• Problem statement: Print, exactly and completely, every entry in the data.

• Dataset items:
============================================================

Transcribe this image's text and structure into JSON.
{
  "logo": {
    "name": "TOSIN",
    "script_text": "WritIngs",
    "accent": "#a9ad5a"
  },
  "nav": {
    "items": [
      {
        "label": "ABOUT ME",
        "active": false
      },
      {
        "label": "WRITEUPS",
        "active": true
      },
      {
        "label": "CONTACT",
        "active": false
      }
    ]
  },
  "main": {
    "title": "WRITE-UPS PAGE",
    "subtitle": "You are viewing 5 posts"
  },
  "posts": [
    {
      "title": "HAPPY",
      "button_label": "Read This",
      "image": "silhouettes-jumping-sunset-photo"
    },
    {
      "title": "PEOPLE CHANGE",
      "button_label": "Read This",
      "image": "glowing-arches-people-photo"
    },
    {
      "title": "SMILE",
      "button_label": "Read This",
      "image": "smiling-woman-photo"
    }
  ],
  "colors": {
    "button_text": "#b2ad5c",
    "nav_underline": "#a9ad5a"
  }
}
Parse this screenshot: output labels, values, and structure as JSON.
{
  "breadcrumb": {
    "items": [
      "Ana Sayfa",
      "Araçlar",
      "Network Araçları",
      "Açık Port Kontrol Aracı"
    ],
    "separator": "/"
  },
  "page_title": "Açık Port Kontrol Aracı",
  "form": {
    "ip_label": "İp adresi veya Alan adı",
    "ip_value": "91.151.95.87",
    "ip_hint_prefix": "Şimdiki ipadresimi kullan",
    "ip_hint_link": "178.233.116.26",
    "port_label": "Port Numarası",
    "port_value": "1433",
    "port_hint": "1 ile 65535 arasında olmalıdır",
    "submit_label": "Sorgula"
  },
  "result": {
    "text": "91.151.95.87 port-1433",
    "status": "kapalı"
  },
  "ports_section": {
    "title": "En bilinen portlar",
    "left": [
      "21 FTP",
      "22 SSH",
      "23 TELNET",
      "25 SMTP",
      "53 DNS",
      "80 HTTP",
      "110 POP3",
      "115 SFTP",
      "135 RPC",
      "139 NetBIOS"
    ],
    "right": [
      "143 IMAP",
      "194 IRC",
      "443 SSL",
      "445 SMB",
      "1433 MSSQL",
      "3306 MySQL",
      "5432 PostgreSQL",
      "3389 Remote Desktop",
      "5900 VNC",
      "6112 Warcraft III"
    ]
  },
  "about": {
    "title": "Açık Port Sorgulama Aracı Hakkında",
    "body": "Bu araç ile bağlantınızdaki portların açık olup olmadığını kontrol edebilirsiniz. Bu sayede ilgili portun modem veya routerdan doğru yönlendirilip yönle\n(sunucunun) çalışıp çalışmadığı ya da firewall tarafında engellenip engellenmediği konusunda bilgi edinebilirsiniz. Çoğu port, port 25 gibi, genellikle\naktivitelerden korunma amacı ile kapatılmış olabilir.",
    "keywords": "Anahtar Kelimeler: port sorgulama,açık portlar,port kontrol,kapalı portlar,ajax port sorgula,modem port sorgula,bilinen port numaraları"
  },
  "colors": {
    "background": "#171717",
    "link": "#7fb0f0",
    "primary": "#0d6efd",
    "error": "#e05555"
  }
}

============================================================

• Exercise result:
Transcribe this image's text and structure into JSON.
{
  "logo": {
    "name": "TOSIN",
    "script_text": "WritIngs",
    "accent": "#a9ad5a"
  },
  "nav": {
    "items": [
      {
        "label": "ABOUT ME",
        "active": false
      },
      {
        "label": "WRITEUPS",
        "active": true
      },
      {
        "label": "CONTACT",
        "active": false
      }
    ]
  },
  "main": {
    "title": "WRITE-UPS PAGE",
    "subtitle": "You are viewing 5 posts"
  },
  "posts": [
    {
      "title": "HAPPY",
      "button_label": "Read This",
      "image": "silhouettes-jumping-sunset-photo"
    },
    {
      "title": "PEOPLE CHANGE",
      "button_label": "Read This",
      "image": "glowing-arches-people-photo"
    },
    {
      "title": "SMILE",
      "button_label": "Read This",
      "image": "smiling-woman-photo"
    }
  ],
  "colors": {
    "button_text": "#b2ad5c",
    "nav_underline": "#a9ad5a"
  }
}
Parse this screenshot: output labels, values, and structure as JSON.
{
  "breadcrumb": {
    "items": [
      "Ana Sayfa",
      "Araçlar",
      "Network Araçları",
      "Açık Port Kontrol Aracı"
    ],
    "separator": "/"
  },
  "page_title": "Açık Port Kontrol Aracı",
  "form": {
    "ip_label": "İp adresi veya Alan adı",
    "ip_value": "91.151.95.87",
    "ip_hint_prefix": "Şimdiki ipadresimi kullan",
    "ip_hint_link": "178.233.116.26",
    "port_label": "Port Numarası",
    "port_value": "1433",
    "port_hint": "1 ile 65535 arasında olmalıdır",
    "submit_label": "Sorgula"
  },
  "result": {
    "text": "91.151.95.87 port-1433",
    "status": "kapalı"
  },
  "ports_section": {
    "title": "En bilinen portlar",
    "left": [
      "21 FTP",
      "22 SSH",
      "23 TELNET",
      "25 SMTP",
      "53 DNS",
      "80 HTTP",
      "110 POP3",
      "115 SFTP",
      "135 RPC",
      "139 NetBIOS"
    ],
    "right": [
      "143 IMAP",
      "194 IRC",
      "443 SSL",
      "445 SMB",
      "1433 MSSQL",
      "3306 MySQL",
      "5432 PostgreSQL",
      "3389 Remote Desktop",
      "5900 VNC",
      "6112 Warcraft III"
    ]
  },
  "about": {
    "title": "Açık Port Sorgulama Aracı Hakkında",
    "body": "Bu araç ile bağlantınızdaki portların açık olup olmadığını kontrol edebilirsiniz. Bu sayede ilgili portun modem veya routerdan doğru yönlendirilip yönle\n(sunucunun) çalışıp çalışmadığı ya da firewall tarafında engellenip engellenmediği konusunda bilgi edinebilirsiniz. Çoğu port, port 25 gibi, genellikle\naktivitelerden korunma amacı ile kapatılmış olabilir.",
    "keywords": "Anahtar Kelimeler: port sorgulama,açık portlar,port kontrol,kapalı portlar,ajax port sorgula,modem port sorgula,bilinen port numaraları"
  },
  "colors": {
    "background": "#171717",
    "link": "#7fb0f0",
    "primary": "#0d6efd",
    "error": "#e05555"
  }
}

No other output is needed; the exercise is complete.